Rabbi Breuer continues that according to Rashi’s conclusion that Genesis was necessary to explain the deep connection and even rights Jews have to the land of Israel, the emphasis of the Torah takes on a radically new the direction. The laws, which take up the middle sections of the Torah, are bounded by historical narrative. The focus of which is the giving of the land of Israel to the Jewish people. The Torah opens by discussing the origins of the world, the promises made to the Jewish patriarchs that their descendants will inherit the land, exile, slavery, and redemption, the giving of the Law, and the travel and future promise to enter the land. The laws, according to Rav Breuer, become the mechanism for the Jewish people to maintain their ties to the land. Ultimately, the Torah expresses the desire and future vision of the Jewish people living with God in the land He has chosen. That is the ultimate goal of the entire Torah “to dwell in the house of the Lord…and to visit His Palace” (Ps. 27:4). The ties of the Jewish people to the land of Israel become, therefore, not a side show, but the main event of the entire Divine book(s). These stories make the Promised Land into just that – the land promised by God to the Jewish people.
As powerfully expressed by Rabbi Moshe Chaim Luzatto (Ramchal) in the opening pages of his spiritual treatise Mesillat Yesharim, some ideas are so blatant and obvious that people don’t review them and ultimately forget them completely. Therefore, argues Ramchal, certain messages need constant repetition. The deep connection of the Jewish people to the land of Israel seems to be one of these.

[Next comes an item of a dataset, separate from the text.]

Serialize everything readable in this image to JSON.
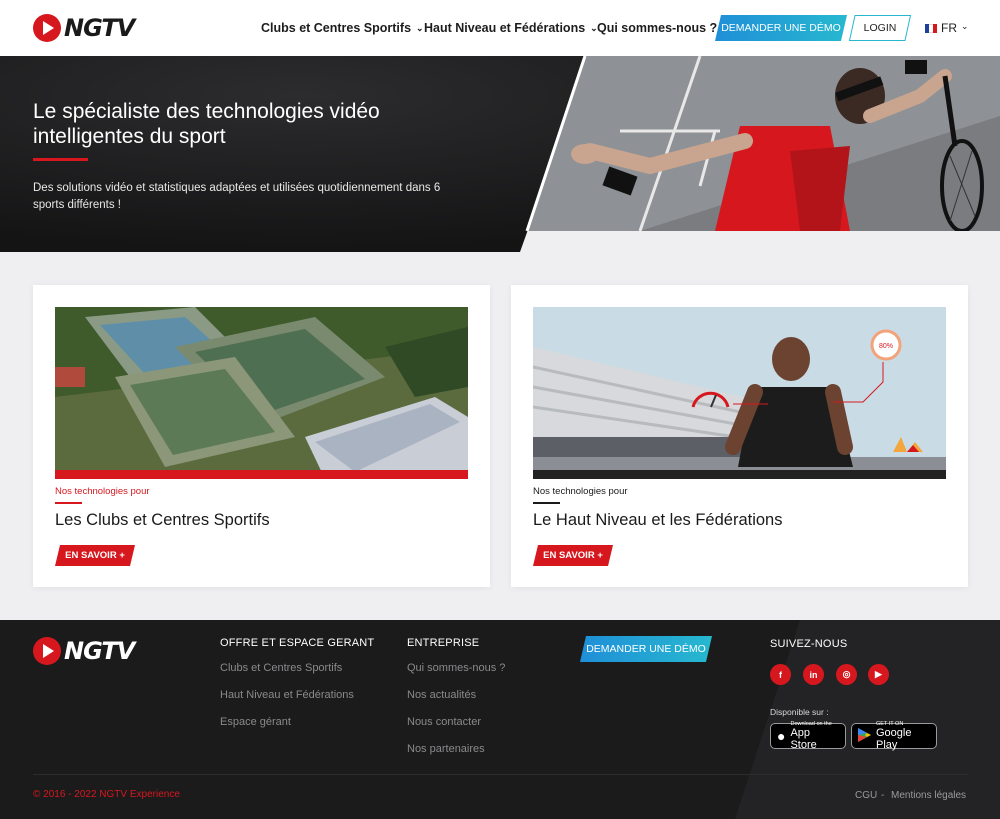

No doubt, many were dumbfounded by two recent resolutions of The United Nations Educational, Scientific and Cultural Organization (UNESCO) ignoring the connection of the Jewish people to the Temple mount and other holy areas in the land of Israel accusing Israel of damaging the area which is holy (only) to Islam. Rashi’s words seem prophetic. The nations will accuse the Jews of stealing their own land. As if the Temples never existed, UNESCO declares the area a Muslim holy site completely ignoring the Jewish connection both past and present.
But forgetting the Jewish connection to parts of the land of Israel seems not to be limited to the United Nations. On college campuses BDS warriors declare the entirety of the land of Israel (“from the river to the sea”) to belong to the Palestinians (“Palestine will be free”) as if there was no historical connection of the Jewish people to their land during the many years of exile. This extends to groups such as Jewish Voice for Peace (JVP) and even Jewish groups in Israel and abroad who call for an immediate end to the Jewish presence in Judea and Samaria, the biblical heartland.
Many will not be moved by the religious or even historical claims dating back to the Bible and continuing through the Muslim conquest and beyond to present day. But for those who recognized these historical and even religious claims, we forget the Jewish connection at our peril.
Whatever the political necessities and no matter what future negotiations hold in store for the Land of Israel, the Jewish people have laid claim to the Land from time immemorial. Some see it as a Divine promise while others will recognize the Jews as the true indigenous population having returned home from the four corners of the world. Even those who support removing Israeli sovereignty from areas held by Jordan until 1967 should recognize that while realpolitik may require such a move, it would be a crisis of Jewish history. Jews who feel that giving up parts of our homeland are necessary should also cry about it.
Omitting the Jewish narrative from discussions of the future of Israel’s borders is tantamount to leaving out the entire book of Genesis from the Hebrew Bible. Perhaps it’s time for UNESCO to go to Hebrew school to learn this week’s Parasha.